After Hurricanes, Beware of Flooded Cars for Sale
Hurricane Ida may have passed, but there's a chance the used car you have your eye on could have been damaged by it. Here’s what to watch out for.
Consumers will want—and need—to replace the thousands of vehicles destroyed by Hurricane Ida. But this storm wreaked its destruction during what was already a time of intense competition for new and used cars at a time, with historically low inventories; and shoppers can expect even higher prices, at least regionally. Plus, a long-standing consumer hazard is likely to re-emerge: storm-damaged vehicles making their way into that tight market.
“Hurricane Ida and the likely loss of vehicles due to flooding could not have come at a worse time for an industry already grappling with historic inventory issues,” said Kevin Roberts, director of industry insights and analytics for CarGurus. “With flooded vehicles probably needing to be scrapped we’ll likely see an exacerbated inventory shortage along Ida’s path, particularly in the Gulf and Northeast, which could further increase prices above already high levels.”
Hiding flood damage is against the law

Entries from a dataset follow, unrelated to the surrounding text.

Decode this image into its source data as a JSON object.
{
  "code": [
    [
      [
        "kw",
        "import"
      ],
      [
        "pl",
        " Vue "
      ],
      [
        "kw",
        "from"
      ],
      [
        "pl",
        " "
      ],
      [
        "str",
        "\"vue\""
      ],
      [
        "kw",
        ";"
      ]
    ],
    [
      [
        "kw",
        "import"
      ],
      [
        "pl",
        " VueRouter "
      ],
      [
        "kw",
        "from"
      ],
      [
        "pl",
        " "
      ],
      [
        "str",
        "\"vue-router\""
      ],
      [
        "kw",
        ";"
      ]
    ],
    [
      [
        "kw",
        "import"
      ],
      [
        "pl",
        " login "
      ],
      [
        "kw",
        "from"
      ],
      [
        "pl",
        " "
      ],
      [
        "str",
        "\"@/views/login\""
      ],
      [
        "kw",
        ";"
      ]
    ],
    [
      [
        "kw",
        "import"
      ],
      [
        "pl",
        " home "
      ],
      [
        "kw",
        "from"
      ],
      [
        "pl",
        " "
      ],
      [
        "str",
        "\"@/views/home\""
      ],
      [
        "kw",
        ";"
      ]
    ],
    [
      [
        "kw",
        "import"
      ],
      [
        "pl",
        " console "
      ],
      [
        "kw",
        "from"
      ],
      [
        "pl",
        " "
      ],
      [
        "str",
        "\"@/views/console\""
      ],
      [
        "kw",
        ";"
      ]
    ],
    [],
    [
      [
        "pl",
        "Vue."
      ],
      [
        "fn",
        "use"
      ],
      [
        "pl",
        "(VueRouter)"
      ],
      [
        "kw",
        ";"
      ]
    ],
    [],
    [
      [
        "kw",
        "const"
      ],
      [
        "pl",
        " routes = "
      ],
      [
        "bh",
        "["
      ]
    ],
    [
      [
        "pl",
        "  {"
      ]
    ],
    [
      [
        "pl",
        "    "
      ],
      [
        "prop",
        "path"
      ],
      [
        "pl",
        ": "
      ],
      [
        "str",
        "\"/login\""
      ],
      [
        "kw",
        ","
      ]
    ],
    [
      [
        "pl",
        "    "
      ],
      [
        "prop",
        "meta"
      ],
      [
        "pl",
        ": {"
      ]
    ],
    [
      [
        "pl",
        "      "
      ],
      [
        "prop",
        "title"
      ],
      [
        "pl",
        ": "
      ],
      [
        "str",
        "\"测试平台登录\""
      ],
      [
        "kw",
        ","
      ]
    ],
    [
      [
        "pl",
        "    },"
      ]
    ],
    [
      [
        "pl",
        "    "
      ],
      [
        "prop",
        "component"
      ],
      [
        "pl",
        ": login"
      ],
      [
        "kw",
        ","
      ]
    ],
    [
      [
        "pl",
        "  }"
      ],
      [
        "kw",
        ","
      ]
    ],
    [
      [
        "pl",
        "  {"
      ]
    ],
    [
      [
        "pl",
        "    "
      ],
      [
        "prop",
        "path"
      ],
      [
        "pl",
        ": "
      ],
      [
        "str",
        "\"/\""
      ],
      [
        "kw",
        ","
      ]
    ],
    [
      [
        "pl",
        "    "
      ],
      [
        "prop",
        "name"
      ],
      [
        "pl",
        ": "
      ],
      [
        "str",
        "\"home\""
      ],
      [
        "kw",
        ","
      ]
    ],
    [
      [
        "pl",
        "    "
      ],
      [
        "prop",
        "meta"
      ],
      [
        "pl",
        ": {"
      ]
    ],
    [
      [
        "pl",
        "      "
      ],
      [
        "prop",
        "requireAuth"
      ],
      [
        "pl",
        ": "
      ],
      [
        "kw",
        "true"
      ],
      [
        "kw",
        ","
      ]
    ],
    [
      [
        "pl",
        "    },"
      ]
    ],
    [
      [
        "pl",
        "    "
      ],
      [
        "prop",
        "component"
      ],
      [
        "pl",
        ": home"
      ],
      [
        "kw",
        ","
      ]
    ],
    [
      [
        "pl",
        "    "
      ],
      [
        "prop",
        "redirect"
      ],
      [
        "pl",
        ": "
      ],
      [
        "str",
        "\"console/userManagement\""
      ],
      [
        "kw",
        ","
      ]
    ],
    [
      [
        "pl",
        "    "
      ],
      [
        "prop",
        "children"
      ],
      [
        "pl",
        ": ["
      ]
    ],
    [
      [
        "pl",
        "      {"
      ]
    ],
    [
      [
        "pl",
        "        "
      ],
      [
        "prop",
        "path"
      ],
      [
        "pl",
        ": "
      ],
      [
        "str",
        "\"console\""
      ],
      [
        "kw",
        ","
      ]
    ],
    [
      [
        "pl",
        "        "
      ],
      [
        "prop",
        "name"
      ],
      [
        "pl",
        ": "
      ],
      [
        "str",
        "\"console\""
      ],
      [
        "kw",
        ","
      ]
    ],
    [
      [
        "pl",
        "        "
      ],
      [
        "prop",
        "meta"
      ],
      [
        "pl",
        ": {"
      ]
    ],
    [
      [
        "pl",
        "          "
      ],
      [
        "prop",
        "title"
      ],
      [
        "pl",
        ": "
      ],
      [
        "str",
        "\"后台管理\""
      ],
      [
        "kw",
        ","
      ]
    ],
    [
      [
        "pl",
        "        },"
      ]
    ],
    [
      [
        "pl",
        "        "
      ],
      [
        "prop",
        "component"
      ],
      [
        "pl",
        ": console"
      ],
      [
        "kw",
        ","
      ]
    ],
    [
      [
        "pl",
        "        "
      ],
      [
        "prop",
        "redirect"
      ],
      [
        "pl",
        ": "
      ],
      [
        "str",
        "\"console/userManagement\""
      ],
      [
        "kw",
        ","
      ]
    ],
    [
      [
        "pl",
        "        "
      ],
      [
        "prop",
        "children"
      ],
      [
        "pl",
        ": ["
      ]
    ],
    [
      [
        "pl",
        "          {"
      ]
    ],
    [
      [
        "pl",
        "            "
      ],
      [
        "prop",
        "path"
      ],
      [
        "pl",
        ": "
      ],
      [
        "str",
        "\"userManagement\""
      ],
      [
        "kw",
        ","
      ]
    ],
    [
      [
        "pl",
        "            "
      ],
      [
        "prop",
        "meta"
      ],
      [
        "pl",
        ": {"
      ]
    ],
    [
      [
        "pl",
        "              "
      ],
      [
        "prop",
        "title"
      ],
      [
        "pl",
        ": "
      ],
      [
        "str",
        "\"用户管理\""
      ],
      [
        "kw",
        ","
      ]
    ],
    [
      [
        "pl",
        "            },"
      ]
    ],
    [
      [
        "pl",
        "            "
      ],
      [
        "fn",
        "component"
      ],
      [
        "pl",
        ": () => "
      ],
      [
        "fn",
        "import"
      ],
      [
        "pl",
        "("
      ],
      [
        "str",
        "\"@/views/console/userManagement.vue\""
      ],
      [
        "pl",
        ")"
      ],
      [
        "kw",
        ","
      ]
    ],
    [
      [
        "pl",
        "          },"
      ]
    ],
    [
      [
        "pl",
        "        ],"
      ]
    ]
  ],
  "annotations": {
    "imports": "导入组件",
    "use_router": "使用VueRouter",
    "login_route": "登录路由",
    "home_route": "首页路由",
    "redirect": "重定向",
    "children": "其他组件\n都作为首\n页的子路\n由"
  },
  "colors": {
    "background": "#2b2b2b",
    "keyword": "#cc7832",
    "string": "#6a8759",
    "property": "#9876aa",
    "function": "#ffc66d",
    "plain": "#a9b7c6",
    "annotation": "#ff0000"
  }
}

When cars are flooded, the bodies can rust prematurely, wiring can become brittle, and both electrical and mechanical systems can be affected. If there’s enough damage, insurance companies will declare them total losses and pay claims for the value.
Cars that are declared to be total losses are usually retitled with their state’s department of motor vehicles, and the new titles will disclose that the vehicles have been flood-damaged.
In many cases, those cars will be sold to companies that dismantle them and resell usable parts. But sometimes people try to sell these cars without revealing the flood damage, which could create big risks for the buyers.
Tully Lehman, public affairs manager for the National Insurance Crime Bureau, said to expect people with storm-damaged cars who don’t have comprehensive-coverage insurance that covers flooding to try to clean up damaged cars and sell them to unsuspecting buyers.
“Unfortunately, following major hurricanes or flooding events, we see fraudsters try to scam consumers by selling cars damaged in the flooding,” Lehman said.
How to avoid buying a flood-damaged car
If you’re buying a used car—especially one a few months after a major flooding event—be sure to take a close look. Your own eyes (and nose!) can help. Signs experts say you should look for include water stains, mildew and sand or salt inside vehicles, under the carpets and in luggage and engine compartments. You may need to open access panels to see areas where water would have accumulated. Of course, a mechanic’s inspection is always a good idea when buying a car, and if you suspect unreported flood damage, ask them to look for that as well as part of their process.
But documentation can help, too. Experts also advise using a service, such as CarFax, AutoCheck and VINCheck (offered for free by the National Insurance Crime Bureau) to check vehicles’ histories for red flags. CarFax’s free Flood Check reports whether a car has a flood or salvage title from the state DMV, was declared a total loss by the insurance company, or was reported as flooded by repair shops. And Experian’s AutoCheck’s free flood risk check will show if the vehicle has been titled/registered 12 months prior in a county that has been identified as requiring public and individual assistance (FEMA categories A and B) for a FEMA-declared major disaster.
These services aren’t foolproof. Flooded vehicles won’t show up in the databases if they weren’t fully insured, or if repairs were done without a claim being filed.. Also, sometimes crooks take the autos to different states, switch the VINs and retitle the cars, so the damage won’t show up in a search, in a process called title washing.
Most of the time, Lehman noted, it’s against the law to pass off a flood-damaged vehicle to an unsuspecting buyer. “Regulations vary by state, but in general vehicles ’totaled out’ by insurers because they have received a certain amount of damage are issued a salvage vehicle certificate, or salvage title,” Lehman said. “Some states take an additional step and add a title brand to the title for the reason why it was damaged. In other words, if damaged in flooding that would be marked as such in some states.”
But private sales aren’t as regulated, Lehman noted. “A private seller is not supposed to lie. If purchasing a vehicle from a private seller, get everything in writing as you may have some recourse should anything turn out to be false.”
When purchasing a used car, you should always check the VIN to be sure it matches what you’re being told by the seller.
For example, a VIN can provide vehicle history, but also make, model, year, color and engine. So alarm bells should sound if you’re told the car you’re buying is a blue 2006 Honda Accord, but when you look up the VIN it says it’s a 2004 or that its color is black.
“It could be an honest mistake by the seller, or perhaps not,” Lehman said. “In this case, best to walk away.”